But the most amazing moment in O’Connor’s speech comes when, after acknowledging that “abortion is and always will be part of society” and “is part of the human condition” – a tragic fact which no pro-life activist would contest – he wonders aloud: “I cannot understand why those who are adamantly opposed to abortion want to impose their beliefs on others by way of the Criminal Code.” One wonders with what spirit O’Connor reads the high aspirations of Martin Luther King, of his inspiring dreams of justice. We who oppose abortion do so because we, too, dream of a country, more perfect and more just, of a country where unborn life – which differs from our own only in its vulnerability and its posture of complete dependence – is protected by the law.
Perhaps abortion will always be with us, but if this is so, it is because human nature has been felled by a primordial fault.

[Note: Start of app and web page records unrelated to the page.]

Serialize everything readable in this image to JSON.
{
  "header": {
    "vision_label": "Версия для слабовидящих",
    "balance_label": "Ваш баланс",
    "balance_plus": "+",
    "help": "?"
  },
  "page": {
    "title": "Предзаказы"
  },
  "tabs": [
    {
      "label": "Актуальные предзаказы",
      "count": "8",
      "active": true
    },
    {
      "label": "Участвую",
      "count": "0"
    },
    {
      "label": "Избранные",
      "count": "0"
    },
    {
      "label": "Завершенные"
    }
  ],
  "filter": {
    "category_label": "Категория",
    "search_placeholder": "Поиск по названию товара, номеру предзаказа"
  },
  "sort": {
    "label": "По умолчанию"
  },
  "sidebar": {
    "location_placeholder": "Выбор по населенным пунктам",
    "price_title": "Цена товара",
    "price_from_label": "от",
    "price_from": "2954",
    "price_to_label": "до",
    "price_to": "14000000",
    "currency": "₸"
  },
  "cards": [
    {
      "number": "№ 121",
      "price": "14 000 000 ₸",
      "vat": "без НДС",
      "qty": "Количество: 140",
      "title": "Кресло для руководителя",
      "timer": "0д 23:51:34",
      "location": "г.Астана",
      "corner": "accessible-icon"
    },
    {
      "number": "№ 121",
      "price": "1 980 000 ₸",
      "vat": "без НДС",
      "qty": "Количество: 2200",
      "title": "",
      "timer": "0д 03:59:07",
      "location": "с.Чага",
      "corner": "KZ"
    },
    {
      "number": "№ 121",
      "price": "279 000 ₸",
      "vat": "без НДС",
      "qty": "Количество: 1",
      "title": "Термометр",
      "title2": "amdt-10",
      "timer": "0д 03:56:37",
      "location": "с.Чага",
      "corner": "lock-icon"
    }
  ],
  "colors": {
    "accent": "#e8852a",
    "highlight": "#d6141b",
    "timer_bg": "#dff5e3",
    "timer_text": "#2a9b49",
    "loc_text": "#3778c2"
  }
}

This fact does not weaken our dream of justice in the least; indeed, it makes it all the more urgent. So when O’Connor pedantically reminds us: “There is no law that says that a woman must have an abortion. No one is forcing those who oppose abortion to have one,” we can only reply to such staggering moral poverty with the words of Dr. King: “Injustice anywhere is a threat to justice everywhere.”
It is tempting, perhaps, to dismiss O’Connor’s diatribe as one feckless Parliamentary address among so many others, regrettable but forgettable in history’s grand scheme. However, as the venerable English legal maxim has it: “to write is to act.” Canadian society is corrupted by the sophistry of just such sentences as O’Connor’s speech contains. Indeed, in two Conservative MPs – Stephen Woodworth and Gordon O’Connor – we see our own historical drama played out in little. One politician challenges in the name of a noble ideal; the other toes his party’s cowardly line.
Public opinion and political pressure are ephemeral things which later generations will not respect. Indeed, posterity will struggle to understand the unpopularity of Woodworth’s position, and will certainly not defer to the Conservative’s political agenda as an excuse for O’Connor’s complicity. Indeed, Dante’s is crowded with souls who suffer for just such misplaced loyalty to temporal powers. The damned, of course, offer eloquent excuses for their commitment to such political agendas, making excuses for themselves to any listening ears. But their pathetic apologies do not diminish their guilt by any degree.
Similarly, no one will remember O’Connor as the party whip who, like a good soldier, simply performed his duty. Instead, history will record for posterity the fact that on Thursday, April 26, 2012, Gordon James O’Connor, retired Brigadier-General, businessman, lobbyist, and public servant, rose in the House of Commons to argue for the continuation of legal infanticide in Canada; in the court of history’s Last Judgment, O’Connor’s own words will bear witness against him.